[Skip to Content]

Schizophrenia: Facts, Symptoms & Treatment

Schizophrenia: Facts, Symptoms & Treatment

Learning About Schizophrenia

Schizophrenia is a serious mental illness characterized by incoherent or illogical thoughts, bizarre behavior and speech, and delusions or hallucinations, such as hearing voices. Schizophrenia typically begins in early adulthood.

While schizophrenia can take many forms, the most common is paranoid schizophrenia (or schizophrenia with paranoia), where people have a dramatically altered sense of reality. Many people confuse this for “split personality” disorder, but the two are very different. Paranoid schizophrenia means the individual suffering is episodically detached from reality. This is marked by seeing, hearing and feeling things that don’t actually exist or speaking in strange, manic, illogical patterns. 

People suffering from paranoid schizophrenia may also believe that others are trying to monitor or physically harm them in ways that seem outlandish to others. These behaviors can cause problems and disruptions at home and work. Often, people may fall into addictions to treat these episodic symptoms. 

According to the Diagnostic and Statistical Manual of Mental Disorders (DSM-5), schizophrenia spectrum and other psychotic disorders include schizophrenia, other psychotic disorders and schizotypal (personality) disorder. They are defined by abnormalities in one or more of the following five domains:

  • Delusions
  • Hallucinations
  • Disorganized thinking (speech)
  • Grossly disorganized or abnormal motor behavior (including catatonia)
  • Negative symptoms

While no one knows the exact cause of schizophrenia, many researchers believe a combination of genetic, neurobiological, psychological and environmental factors contribute to the development of schizophrenia.

Schizophrenia may be chronic, but most patients tend to get better over time. While the first few months of treatment and diagnosis may be marked by severe bouts of depression, anxiety and even suicidal thoughts, these symptoms tend to lessen over time, not increase. With advances in science and medicine, treatment is possible through a mix of medication management (typically with atypical antipsychotics) and intensive individual therapy as advised by a schizophrenia treatment facility, such as Austin Lakes Hospital. 

Our treatment programs may be able to offer significant help and hope to people with schizophrenia.
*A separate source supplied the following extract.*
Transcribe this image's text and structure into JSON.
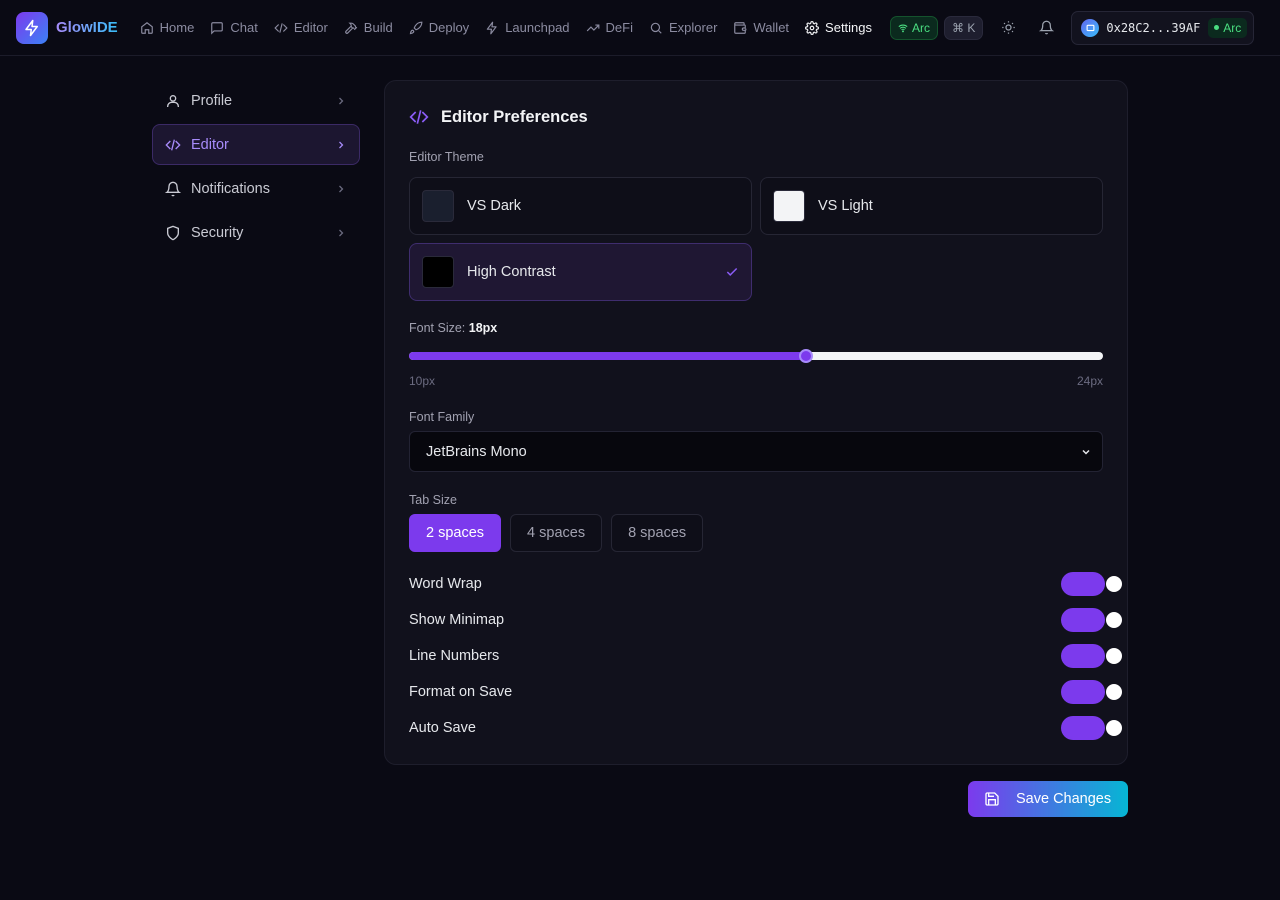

Our inpatient treatment center in Austin, Texas, has been treating schizophrenia patients for over a decade. 

Because of the episodic nature of the disease, it’s important that patients learn the strategies and coping mechanisms that can help them through times of increased symptoms from stress and outside trauma. Our dedicated treatment team, made up of psychiatrists, therapists and licensed behavioral health professionals, are eager to get patients on a track to improve their mental health outcomes in ways that are sustainable long term.

If you think you or someone you know may be exhibiting the symptoms of schizophrenia, contact us for a confidential, no-cost psychiatric assessment.
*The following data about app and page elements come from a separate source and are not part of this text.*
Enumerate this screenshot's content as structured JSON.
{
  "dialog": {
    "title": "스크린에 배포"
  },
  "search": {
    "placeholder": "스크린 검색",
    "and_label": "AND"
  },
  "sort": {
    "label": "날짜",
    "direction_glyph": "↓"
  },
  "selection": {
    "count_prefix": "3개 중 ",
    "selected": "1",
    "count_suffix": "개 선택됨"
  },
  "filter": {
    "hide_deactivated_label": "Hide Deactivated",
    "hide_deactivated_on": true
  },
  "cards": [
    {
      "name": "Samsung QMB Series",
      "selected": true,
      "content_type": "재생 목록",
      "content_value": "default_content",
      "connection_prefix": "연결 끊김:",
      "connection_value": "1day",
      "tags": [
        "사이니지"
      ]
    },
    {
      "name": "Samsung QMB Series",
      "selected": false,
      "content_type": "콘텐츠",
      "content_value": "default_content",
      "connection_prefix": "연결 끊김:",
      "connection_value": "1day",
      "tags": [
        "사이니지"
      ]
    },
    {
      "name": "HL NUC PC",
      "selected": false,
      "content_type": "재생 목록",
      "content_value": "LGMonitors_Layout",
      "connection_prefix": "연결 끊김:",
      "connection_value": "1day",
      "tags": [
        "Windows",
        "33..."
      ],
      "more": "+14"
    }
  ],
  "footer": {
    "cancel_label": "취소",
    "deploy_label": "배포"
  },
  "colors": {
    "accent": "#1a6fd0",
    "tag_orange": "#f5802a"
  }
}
For more information on schizophrenia, please visit the American Psychological Association.

We’re Here to Help

Talking with one of the mental health professionals at our treatment center could help answer your questions. Our team wants to identify how we may be able to help you or your loved one improve daily life with our mental health services. We offer no-cost, confidential assessments 24 hours a day, 7 days a week. Call 512-544-5253.
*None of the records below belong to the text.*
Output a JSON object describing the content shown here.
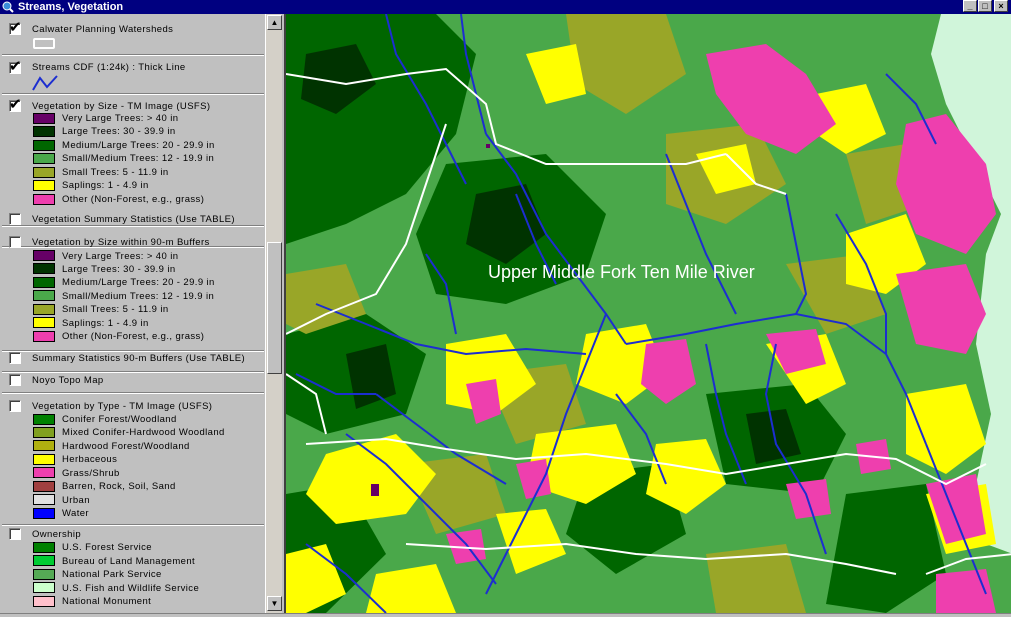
{
  "window": {
    "title": "Streams, Vegetation"
  },
  "colors": {
    "very_large": "#660066",
    "large": "#003300",
    "medium_large": "#006600",
    "small_medium": "#4aa84a",
    "small": "#99a628",
    "saplings": "#ffff00",
    "other": "#ee3fae",
    "stream": "#1c2ed0",
    "watershed": "#ffffff",
    "conifer": "#008000",
    "mixed": "#80a020",
    "hardwood": "#b0b010",
    "herbaceous": "#ffff00",
    "grass": "#ee3fae",
    "barren": "#a04040",
    "urban": "#e0e0e0",
    "water": "#0000ff",
    "usfs": "#008000",
    "blm": "#00cc33",
    "nps": "#55aa55",
    "usfws": "#ccffcc",
    "monument": "#ffc0cb",
    "ocean": "#d0f5da"
  },
  "legend": {
    "themes": [
      {
        "label": "Calwater Planning Watersheds",
        "checked": true,
        "symbol": "polygon-outline"
      },
      {
        "label": "Streams CDF (1:24k) : Thick Line",
        "checked": true,
        "symbol": "line"
      },
      {
        "label": "Vegetation by Size - TM Image (USFS)",
        "checked": true,
        "classes": [
          {
            "label": "Very Large Trees: > 40  in",
            "color": "#660066"
          },
          {
            "label": "Large Trees: 30 - 39.9 in",
            "color": "#003300"
          },
          {
            "label": "Medium/Large Trees: 20 - 29.9 in",
            "color": "#006600"
          },
          {
            "label": "Small/Medium Trees: 12 - 19.9 in",
            "color": "#4aa84a"
          },
          {
            "label": "Small Trees: 5 - 11.9 in",
            "color": "#99a628"
          },
          {
            "label": "Saplings: 1 - 4.9 in",
            "color": "#ffff00"
          },
          {
            "label": "Other (Non-Forest, e.g., grass)",
            "color": "#ee3fae"
          }
        ]
      },
      {
        "label": "Vegetation Summary Statistics (Use TABLE)",
        "checked": false
      },
      {
        "label": "Vegetation by Size within 90-m Buffers",
        "checked": false,
        "classes": [
          {
            "label": "Very Large Trees: > 40  in",
            "color": "#660066"
          },
          {
            "label": "Large Trees: 30 - 39.9 in",
            "color": "#003300"
          },
          {
            "label": "Medium/Large Trees: 20 - 29.9 in",
            "color": "#006600"
          },
          {
            "label": "Small/Medium Trees: 12 - 19.9 in",
            "color": "#4aa84a"
          },
          {
            "label": "Small Trees: 5 - 11.9 in",
            "color": "#99a628"
          },
          {
            "label": "Saplings: 1 - 4.9 in",
            "color": "#ffff00"
          },
          {
            "label": "Other (Non-Forest, e.g., grass)",
            "color": "#ee3fae"
          }
        ]
      },
      {
        "label": "Summary Statistics 90-m Buffers (Use TABLE)",
        "checked": false
      },
      {
        "label": "Noyo Topo Map",
        "checked": false
      },
      {
        "label": "Vegetation by Type - TM Image (USFS)",
        "checked": false,
        "classes": [
          {
            "label": "Conifer Forest/Woodland",
            "color": "#008000"
          },
          {
            "label": "Mixed Conifer-Hardwood Woodland",
            "color": "#80a020"
          },
          {
            "label": "Hardwood Forest/Woodland",
            "color": "#b0b010"
          },
          {
            "label": "Herbaceous",
            "color": "#ffff00"
          },
          {
            "label": "Grass/Shrub",
            "color": "#ee3fae"
          },
          {
            "label": "Barren, Rock, Soil, Sand",
            "color": "#a04040"
          },
          {
            "label": "Urban",
            "color": "#e0e0e0"
          },
          {
            "label": "Water",
            "color": "#0000ff"
          }
        ]
      },
      {
        "label": "Ownership",
        "checked": false,
        "classes": [
          {
            "label": "U.S. Forest Service",
            "color": "#008000"
          },
          {
            "label": "Bureau of Land Management",
            "color": "#00cc33"
          },
          {
            "label": "National Park Service",
            "color": "#55aa55"
          },
          {
            "label": "U.S. Fish and Wildlife Service",
            "color": "#ccffcc"
          },
          {
            "label": "National Monument",
            "color": "#ffc0cb"
          }
        ]
      }
    ]
  },
  "map": {
    "label": "Upper Middle Fork Ten Mile River"
  }
}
Our inpatient and outpatient programs can help individuals deal with mental illness or behavioral health issues whether they’re suffering from depression, anxiety or other disorders. If you are currently experiencing an emergency, please dial 911 or go to the nearest emergency room.